The Secret of Starbucks’ Success:
No single factor can be credited with the success of Starbucks, Perseverance, timing careful planning and a touch of luck have all contributed to the lucrative business that exists today.
To Schultz, dreaming and vision required caution; to be an entrepreneur does not mean acting recklessly and taking unnecessary risks. On the contrary, Schultz articulated an initial vision for the company that he has since adhered to faithfully.
Schultz’s goal was for Starbucks to become the leading North American retailer of specialty coffee. Toward this end, he focused on cautious growth. He began by taking many steps backward recalled Schultz. We were willing to lose money for however long it took to build a foundation rather than sacrifice long term integrity and values for short term profit. And he did. Starbucks suffered through three consecutive years of losses, with more than $1 million lost in 1989 alone. But we had tremendous conviction that this was the way to build a company and that the losses were going to end, said Schultz.
And they did. Soon Starbucks was back on track toward financial success. And without having to take shortcuts that would have undercut Schultz’s vision. For example, Starbucks could have adopted franchising agreements – many people approached Schultz, but he turned them all down, so as not to “dilute the integrity of the product and our people”, said Schultz.

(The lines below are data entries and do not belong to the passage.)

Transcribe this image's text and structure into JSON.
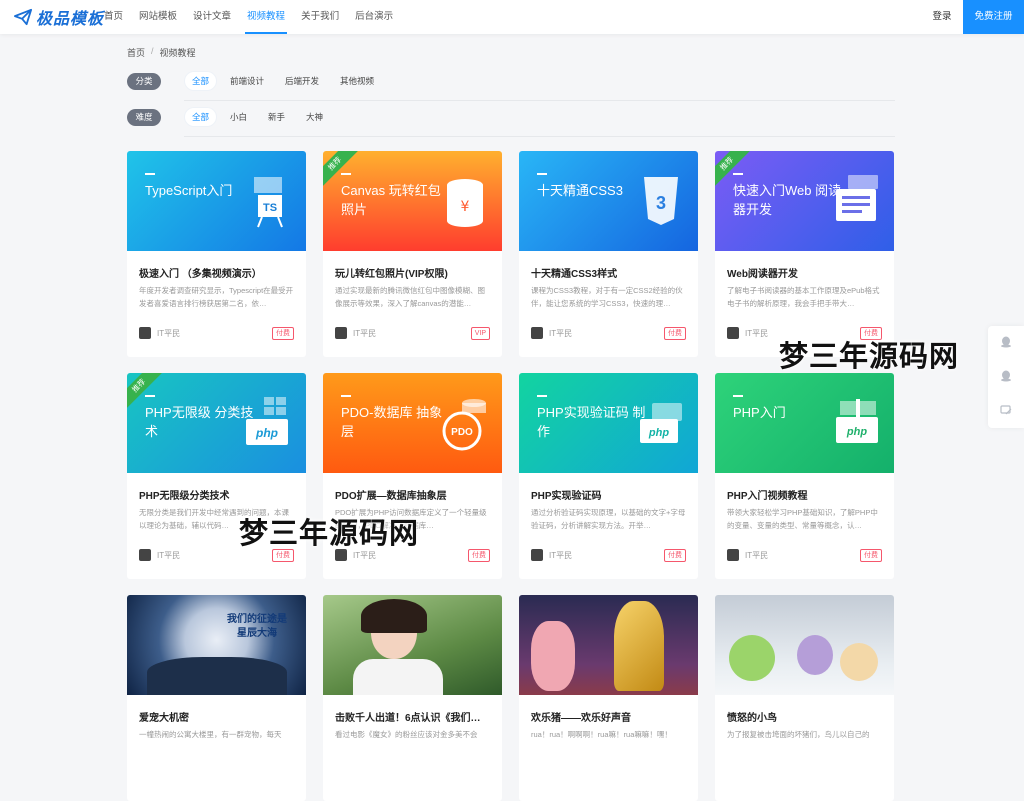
{
  "brand": {
    "name": "极品模板",
    "color": "#1a6fd6"
  },
  "nav": {
    "items": [
      "首页",
      "网站模板",
      "设计文章",
      "视频教程",
      "关于我们",
      "后台演示"
    ],
    "active": "视频教程"
  },
  "auth": {
    "login": "登录",
    "register": "免费注册"
  },
  "breadcrumb": {
    "home": "首页",
    "sep": "/",
    "current": "视频教程"
  },
  "filters": {
    "category": {
      "label": "分类",
      "options": [
        "全部",
        "前端设计",
        "后端开发",
        "其他视频"
      ],
      "active": "全部"
    },
    "difficulty": {
      "label": "难度",
      "options": [
        "全部",
        "小白",
        "新手",
        "大神"
      ],
      "active": "全部"
    }
  },
  "recommend_label": "推荐",
  "cards": [
    {
      "banner": "TypeScript入门",
      "title": "极速入门 （多集视频演示）",
      "desc": "年度开发者调查研究显示，Typescript在最受开发者喜爱语言排行榜获居第二名，依…",
      "author": "IT平民",
      "tag": "付费",
      "icon": "ts-board-icon"
    },
    {
      "banner": "Canvas 玩转红包照片",
      "title": "玩儿转红包照片(VIP权限)",
      "desc": "通过实现最新的腾讯微信红包中图像模糊、图像展示等效果，深入了解canvas的潜能…",
      "author": "IT平民",
      "tag": "VIP",
      "icon": "red-packet-icon",
      "recommend": true
    },
    {
      "banner": "十天精通CSS3",
      "title": "十天精通CSS3样式",
      "desc": "课程为CSS3教程，对于有一定CSS2经验的伙伴，能让您系统的学习CSS3，快速的理…",
      "author": "IT平民",
      "tag": "付费",
      "icon": "css3-icon"
    },
    {
      "banner": "快速入门Web 阅读器开发",
      "title": "Web阅读器开发",
      "desc": "了解电子书阅读器的基本工作原理及ePub格式电子书的解析原理，我会手把手带大…",
      "author": "IT平民",
      "tag": "付费",
      "icon": "browser-reader-icon",
      "recommend": true
    },
    {
      "banner": "PHP无限级 分类技术",
      "title": "PHP无限级分类技术",
      "desc": "无限分类是我们开发中经常遇到的问题，本课以理论为基础，辅以代码…",
      "author": "IT平民",
      "tag": "付费",
      "icon": "php-grid-icon",
      "recommend": true
    },
    {
      "banner": "PDO-数据库 抽象层",
      "title": "PDO扩展—数据库抽象层",
      "desc": "PDO扩展为PHP访问数据库定义了一个轻量级的接口，PDO解决了数据库…",
      "author": "IT平民",
      "tag": "付费",
      "icon": "pdo-database-icon"
    },
    {
      "banner": "PHP实现验证码 制作",
      "title": "PHP实现验证码",
      "desc": "通过分析验证码实现原理，以基础的文字+字母验证码，分析讲解实现方法。开举…",
      "author": "IT平民",
      "tag": "付费",
      "icon": "php-captcha-icon"
    },
    {
      "banner": "PHP入门",
      "title": "PHP入门视频教程",
      "desc": "带领大家轻松学习PHP基础知识，了解PHP中的变量、变量的类型、常量等概念，认…",
      "author": "IT平民",
      "tag": "付费",
      "icon": "php-book-icon"
    }
  ],
  "photo_cards": [
    {
      "title": "爱宠大机密",
      "desc": "一幢热闹的公寓大楼里，有一群宠物，每天",
      "overlay": "我们的征途是 星辰大海",
      "image": "moon-astronauts-photo"
    },
    {
      "title": "击败千人出道！6点认识《我们…",
      "desc": "看过电影《魔女》的粉丝应该对金多美不会",
      "image": "smiling-girl-photo"
    },
    {
      "title": "欢乐猪——欢乐好声音",
      "desc": "rua！rua！啊啊啊！rua嘛！rua嘛嘛！嘿！",
      "image": "singing-pig-photo"
    },
    {
      "title": "愤怒的小鸟",
      "desc": "为了报复被击垮面的坏猪们，鸟儿以自己的",
      "image": "angry-birds-photo"
    }
  ],
  "watermark": "梦三年源码网",
  "sidebar": {
    "icons": [
      "qq-icon",
      "qq-icon-2",
      "feedback-icon"
    ]
  }
}
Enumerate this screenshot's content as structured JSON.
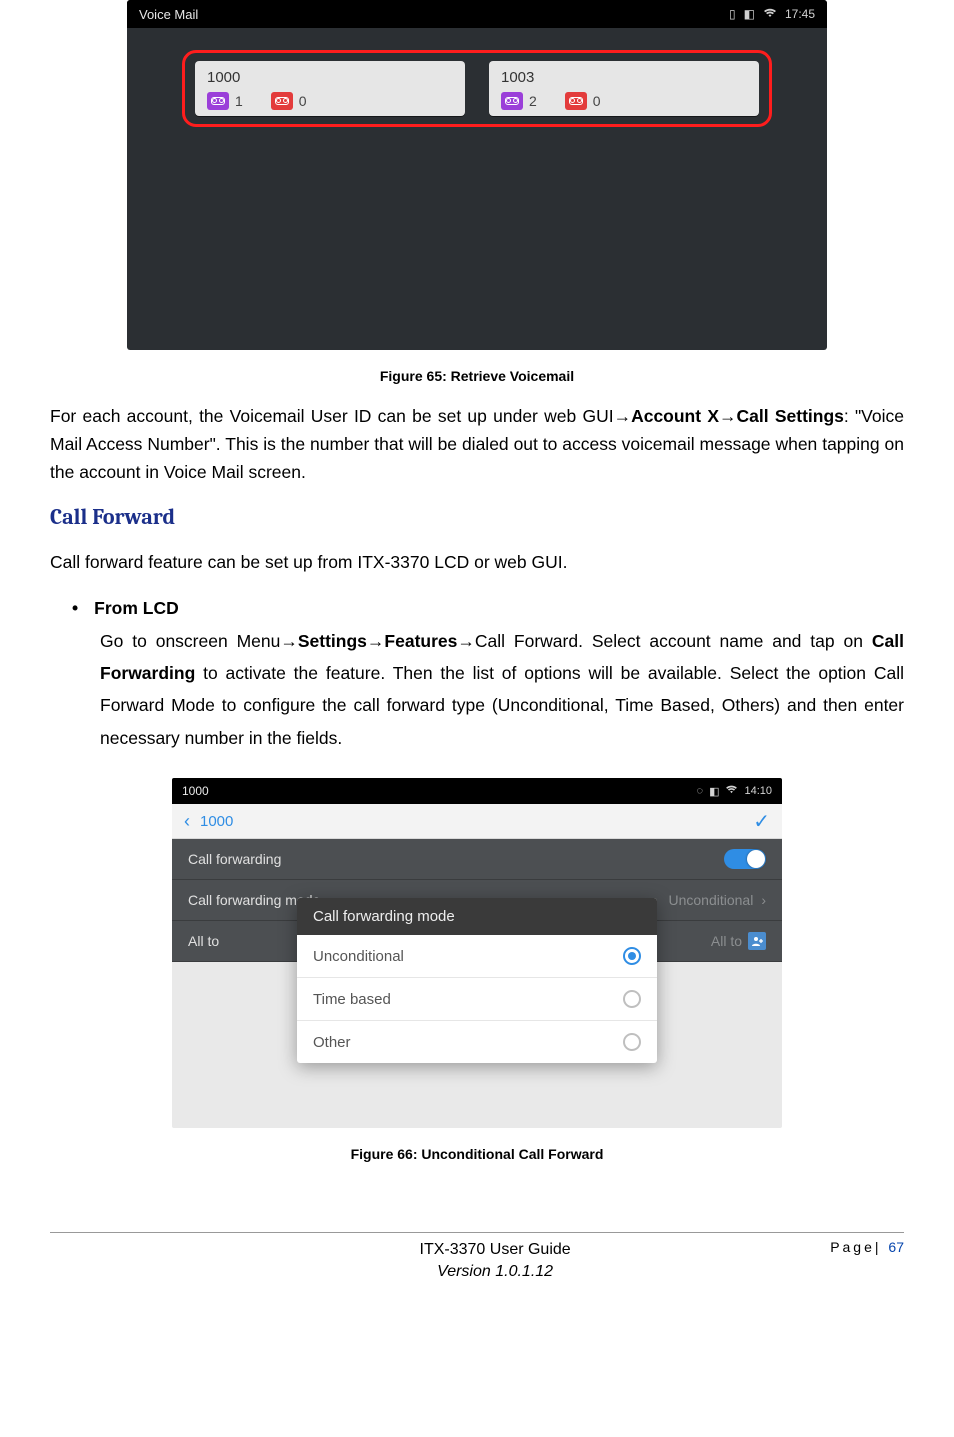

At the same time, demographic trends supported Schultz’s vision. Baby boomers have money they are sophisticated and they’re consuming less alcohol, said John Rohs, a restaurant analyst at Wertheim Schroder & Company Inc. Now baby boomers can name drop coffees such as Jamaican Blue Mountain instead of wines like Chateauneuf- du- Pape.
Starbucks sees itself as competing in the markets for both true gourmet coffee and premium coffee. Between 1983 and 1989, the gourmet coffee market grew from almost $210 million to just over $675 million, and was expected to grow to $ 1.05 billion in 1994. Between 1983 ad 1989, the premium coffee market grew from not quite $90 million to more than $275 million, and was expected to surpass $680 million by 1994.
Starbucks competes against a vast array of rivals, including supermarkets, specialty retailers and specialty coffee stores, as well as against all restaurant and beverage outlets that serve coffee, including espresso stands carts and stores.
The tenet, only perfection will do, lies at the heart of Starbucks’ management. Last year 80,000 pounds of coffee beans were to charity because the beans no longer met the company’s standards for freshness. Starbucks employees search the world over for top quality Arabica beans, from the best, high altitude farms.
Bait An Intrapreneurial Venture:
One of the firms that has success with internal innovation and development is Du Pont. An interesting venture was the creation of a new multimillion dollar crawfish bait business within the existing company. The idea for the venture originated at a Du Pont polymer plant in Louisiana with a plant employee who loved crawfish. When he set out his bait traps, he had to replace them every two days because the bait would disintegrate. It occurred to the crawfish lover that Du Pont polymer could be used to hold the bait together longer. He worked with one of the plant’s chemists who provided him with samples. The collaboration resulted in development of bait that would not disintegrate for five days. The product was marketed using Du Pont’s agricultural product division to manage distribution and sales. Although the financial risk was low, the project clearly involved a new market and entrepreneurial management.
At Du Pont such activities can lead to both non-financial and financial recognition. After the fact discretionary bonuses are awarded to venture champion as well as teams. Du Pont is known for giving organizational support to its members. There is voluntary support, both formal and informal, from different parts of the organization as well. Innovators are encouraged to seek assistance from people outside their immediate area of activity. Often people will actually perform technical work on a voluntary basis.
Intrapreneurship requires special attention from managers, because by design it cuts against the grain of established organizational activities. Thus, we might expect that the following are important to support intrapreneurship:
1. Explicit goals for intrapreneurial processes.
2. A system of information exchange between managers and intrapreneeurs.
3. An emphasis on individual responsibility and accountability
4. Rewards for creative effort.
More recently, “innopreneurship” has been used to describe what others call intrapreneusrship; still others refer to “internal corporate venturing. Senge talks about new “disciplines” of leadership that managers can employ to shape their organization in times of flux. No matter what you call it, the central idea is that managers must be capable of reinventing the patterns of relationships that make up their organization.